Yesterday afternoon I took another walk up the hill behind our home, to revisit the curious spot where a deer had met its end (discovered last week). As I climbed the hill, a family of wild turkeys slowly tried to sneak away – not easy now the snow has melted and the crisp, dry leaves of fall cover the forest floor. I noted they were heading uphill away from me, but toward the summit that I would soon reach by a looping path. As I neared the crest, two deer bounded away, flashing their white tails. One paused and turned, curious about me. I was able to approach much closer, allowing me time to capture photographs and video.
The coyote stopped in his tracks, right in the middle of the meadow. His ears were on full alert, watching me closely from about fifty meters away. I had spotted him out of the corner of my eye as I drove a quiet road on the west side of Lyme, and quickly pulled to a stop. It being early on a Sunday morning, it was no problem to stop in the middle of the road and just stare back at him for a while. Although I was on my way out to do some photography, I had plans for landscape (waterfalls) and did not have any big glass with me. Curses! The coyote turned and trotted back to the edge of the woods, then paused to look again to see whether I might move along. I edged forward for a better look, and he moved further into the woods.
It’s not like I was going anywhere soon. After I stopped to watch the coyote, a family of wild turkey decided to cross the street in front of me. They were headed toward the coyote; it’s not clear whether either predator or prey were yet aware. Between them and beyond in the next meadow, a pasture full of sheep grazed peacefully as the morning fog began to rise. This coyote seemed to have several options for his breakfast, and it would have been fascinating to find out how all this ended. I had places to go and things to do, so I nudged the turkeys into motion and made a promise to return to stake out this location another day.
This weekend I woke in the middle of the night to a loud party just up the river. It was clearly a pack of coyotes, howling and yipping excitedly, and continued for perhaps ten minutes. Clearly, something big had happened in the coyote world! So the next day, as I was driving down the road, I looked out across the ice and saw what I expected: a large group of crows picking at a deer carcass, whatever was left after the coyotes had had their fill. Today, there was little left (below, and two more photos here). No scavengers were out there today, so I presume all the edible parts are gone.
The site was perhaps 10 meters out from shore, right in front of one of my neighbor’s houses. She happened to be out shoveling snow as I walked by today. “Yesterday was a pretty dramatic scene,” she said, “as various scavengers competed for access to the remains. Murders and murders of crows* came by; even the local bald eagle tried to elbow his way in for a piece of the action.” She said she had snowshoed out onto the ice for a closer look; I chose to stay on shore and use my 500mm lens to snap my photos.

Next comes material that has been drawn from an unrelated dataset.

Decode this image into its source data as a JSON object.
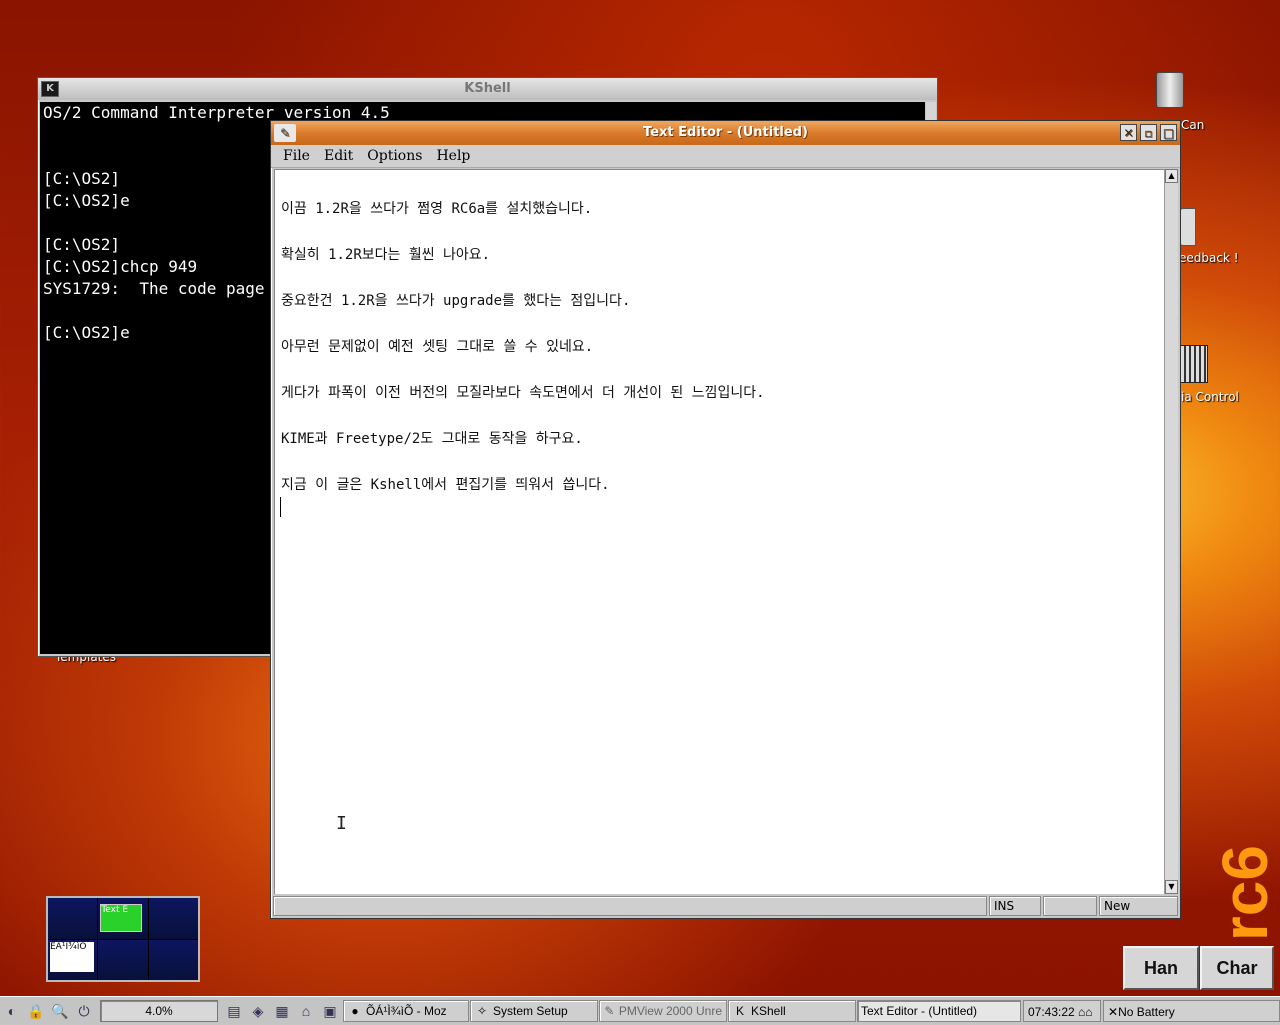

* yes, a “murder of crows” is the collective noun for a group of crows. [Wikipedia]